Only the pictures are to be left out; set down the rest of the records exactly.

Start of Data section

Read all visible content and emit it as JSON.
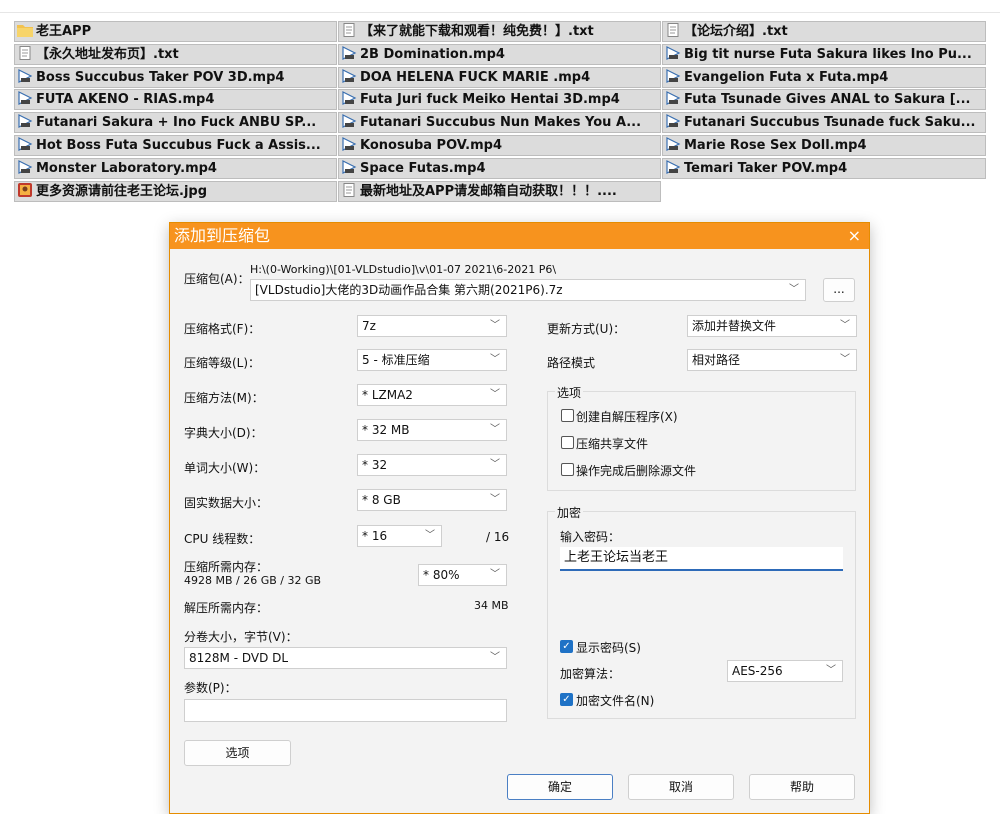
{
  "file_grid": [
    [
      {
        "icon": "folder",
        "name": "老王APP"
      },
      {
        "icon": "text",
        "name": "【来了就能下载和观看！纯免费！】.txt"
      },
      {
        "icon": "text",
        "name": "【论坛介绍】.txt"
      }
    ],
    [
      {
        "icon": "text",
        "name": "【永久地址发布页】.txt"
      },
      {
        "icon": "video",
        "name": "2B Domination.mp4"
      },
      {
        "icon": "video",
        "name": "Big tit nurse Futa Sakura likes Ino Pu..."
      }
    ],
    [
      {
        "icon": "video",
        "name": "Boss Succubus Taker POV 3D.mp4"
      },
      {
        "icon": "video",
        "name": "DOA HELENA FUCK MARIE .mp4"
      },
      {
        "icon": "video",
        "name": "Evangelion Futa x Futa.mp4"
      }
    ],
    [
      {
        "icon": "video",
        "name": "FUTA  AKENO - RIAS.mp4"
      },
      {
        "icon": "video",
        "name": "Futa Juri fuck Meiko Hentai 3D.mp4"
      },
      {
        "icon": "video",
        "name": "Futa Tsunade Gives ANAL to Sakura [..."
      }
    ],
    [
      {
        "icon": "video",
        "name": "Futanari Sakura + Ino Fuck ANBU SP..."
      },
      {
        "icon": "video",
        "name": "Futanari Succubus Nun Makes You A..."
      },
      {
        "icon": "video",
        "name": "Futanari Succubus Tsunade fuck Saku..."
      }
    ],
    [
      {
        "icon": "video",
        "name": "Hot Boss Futa Succubus Fuck a Assis..."
      },
      {
        "icon": "video",
        "name": "Konosuba POV.mp4"
      },
      {
        "icon": "video",
        "name": "Marie Rose Sex Doll.mp4"
      }
    ],
    [
      {
        "icon": "video",
        "name": "Monster Laboratory.mp4"
      },
      {
        "icon": "video",
        "name": "Space Futas.mp4"
      },
      {
        "icon": "video",
        "name": "Temari Taker POV.mp4"
      }
    ],
    [
      {
        "icon": "image",
        "name": "更多资源请前往老王论坛.jpg"
      },
      {
        "icon": "text",
        "name": "最新地址及APP请发邮箱自动获取！！！...."
      },
      null
    ]
  ],
  "dialog": {
    "title": "添加到压缩包",
    "close": "×",
    "archive_label": "压缩包(A)：",
    "archive_path": "H:\\(0-Working)\\[01-VLDstudio]\\v\\01-07 2021\\6-2021 P6\\",
    "archive_name": "[VLDstudio]大佬的3D动画作品合集 第六期(2021P6).7z",
    "browse": "...",
    "format_label": "压缩格式(F)：",
    "format_value": "7z",
    "level_label": "压缩等级(L)：",
    "level_value": "5 - 标准压缩",
    "method_label": "压缩方法(M)：",
    "method_value": "* LZMA2",
    "dict_label": "字典大小(D)：",
    "dict_value": "* 32 MB",
    "word_label": "单词大小(W)：",
    "word_value": "* 32",
    "solid_label": "固实数据大小：",
    "solid_value": "* 8 GB",
    "cpu_label": "CPU 线程数：",
    "cpu_value": "* 16",
    "cpu_total": "/ 16",
    "mem_comp_label": "压缩所需内存：",
    "mem_comp_detail": "4928 MB / 26 GB / 32 GB",
    "mem_comp_pct": "* 80%",
    "mem_decomp_label": "解压所需内存：",
    "mem_decomp_value": "34 MB",
    "volume_label": "分卷大小，字节(V)：",
    "volume_value": "8128M - DVD DL",
    "params_label": "参数(P)：",
    "options_button": "选项",
    "update_label": "更新方式(U)：",
    "update_value": "添加并替换文件",
    "path_label": "路径模式",
    "path_value": "相对路径",
    "options_group": "选项",
    "opt_sfx": "创建自解压程序(X)",
    "opt_shared": "压缩共享文件",
    "opt_delete": "操作完成后删除源文件",
    "encrypt_group": "加密",
    "pwd_label": "输入密码：",
    "pwd_value": "上老王论坛当老王",
    "show_pwd": "显示密码(S)",
    "enc_method_label": "加密算法：",
    "enc_method_value": "AES-256",
    "enc_names": "加密文件名(N)",
    "ok": "确定",
    "cancel": "取消",
    "help": "帮助"
  }
}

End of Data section

● Solved exercise
Read all visible content and emit it as JSON.
{
  "file_grid": [
    [
      {
        "icon": "folder",
        "name": "老王APP"
      },
      {
        "icon": "text",
        "name": "【来了就能下载和观看！纯免费！】.txt"
      },
      {
        "icon": "text",
        "name": "【论坛介绍】.txt"
      }
    ],
    [
      {
        "icon": "text",
        "name": "【永久地址发布页】.txt"
      },
      {
        "icon": "video",
        "name": "2B Domination.mp4"
      },
      {
        "icon": "video",
        "name": "Big tit nurse Futa Sakura likes Ino Pu..."
      }
    ],
    [
      {
        "icon": "video",
        "name": "Boss Succubus Taker POV 3D.mp4"
      },
      {
        "icon": "video",
        "name": "DOA HELENA FUCK MARIE .mp4"
      },
      {
        "icon": "video",
        "name": "Evangelion Futa x Futa.mp4"
      }
    ],
    [
      {
        "icon": "video",
        "name": "FUTA  AKENO - RIAS.mp4"
      },
      {
        "icon": "video",
        "name": "Futa Juri fuck Meiko Hentai 3D.mp4"
      },
      {
        "icon": "video",
        "name": "Futa Tsunade Gives ANAL to Sakura [..."
      }
    ],
    [
      {
        "icon": "video",
        "name": "Futanari Sakura + Ino Fuck ANBU SP..."
      },
      {
        "icon": "video",
        "name": "Futanari Succubus Nun Makes You A..."
      },
      {
        "icon": "video",
        "name": "Futanari Succubus Tsunade fuck Saku..."
      }
    ],
    [
      {
        "icon": "video",
        "name": "Hot Boss Futa Succubus Fuck a Assis..."
      },
      {
        "icon": "video",
        "name": "Konosuba POV.mp4"
      },
      {
        "icon": "video",
        "name": "Marie Rose Sex Doll.mp4"
      }
    ],
    [
      {
        "icon": "video",
        "name": "Monster Laboratory.mp4"
      },
      {
        "icon": "video",
        "name": "Space Futas.mp4"
      },
      {
        "icon": "video",
        "name": "Temari Taker POV.mp4"
      }
    ],
    [
      {
        "icon": "image",
        "name": "更多资源请前往老王论坛.jpg"
      },
      {
        "icon": "text",
        "name": "最新地址及APP请发邮箱自动获取！！！...."
      },
      null
    ]
  ],
  "dialog": {
    "title": "添加到压缩包",
    "close": "×",
    "archive_label": "压缩包(A)：",
    "archive_path": "H:\\(0-Working)\\[01-VLDstudio]\\v\\01-07 2021\\6-2021 P6\\",
    "archive_name": "[VLDstudio]大佬的3D动画作品合集 第六期(2021P6).7z",
    "browse": "...",
    "format_label": "压缩格式(F)：",
    "format_value": "7z",
    "level_label": "压缩等级(L)：",
    "level_value": "5 - 标准压缩",
    "method_label": "压缩方法(M)：",
    "method_value": "* LZMA2",
    "dict_label": "字典大小(D)：",
    "dict_value": "* 32 MB",
    "word_label": "单词大小(W)：",
    "word_value": "* 32",
    "solid_label": "固实数据大小：",
    "solid_value": "* 8 GB",
    "cpu_label": "CPU 线程数：",
    "cpu_value": "* 16",
    "cpu_total": "/ 16",
    "mem_comp_label": "压缩所需内存：",
    "mem_comp_detail": "4928 MB / 26 GB / 32 GB",
    "mem_comp_pct": "* 80%",
    "mem_decomp_label": "解压所需内存：",
    "mem_decomp_value": "34 MB",
    "volume_label": "分卷大小，字节(V)：",
    "volume_value": "8128M - DVD DL",
    "params_label": "参数(P)：",
    "options_button": "选项",
    "update_label": "更新方式(U)：",
    "update_value": "添加并替换文件",
    "path_label": "路径模式",
    "path_value": "相对路径",
    "options_group": "选项",
    "opt_sfx": "创建自解压程序(X)",
    "opt_shared": "压缩共享文件",
    "opt_delete": "操作完成后删除源文件",
    "encrypt_group": "加密",
    "pwd_label": "输入密码：",
    "pwd_value": "上老王论坛当老王",
    "show_pwd": "显示密码(S)",
    "enc_method_label": "加密算法：",
    "enc_method_value": "AES-256",
    "enc_names": "加密文件名(N)",
    "ok": "确定",
    "cancel": "取消",
    "help": "帮助"
  }
}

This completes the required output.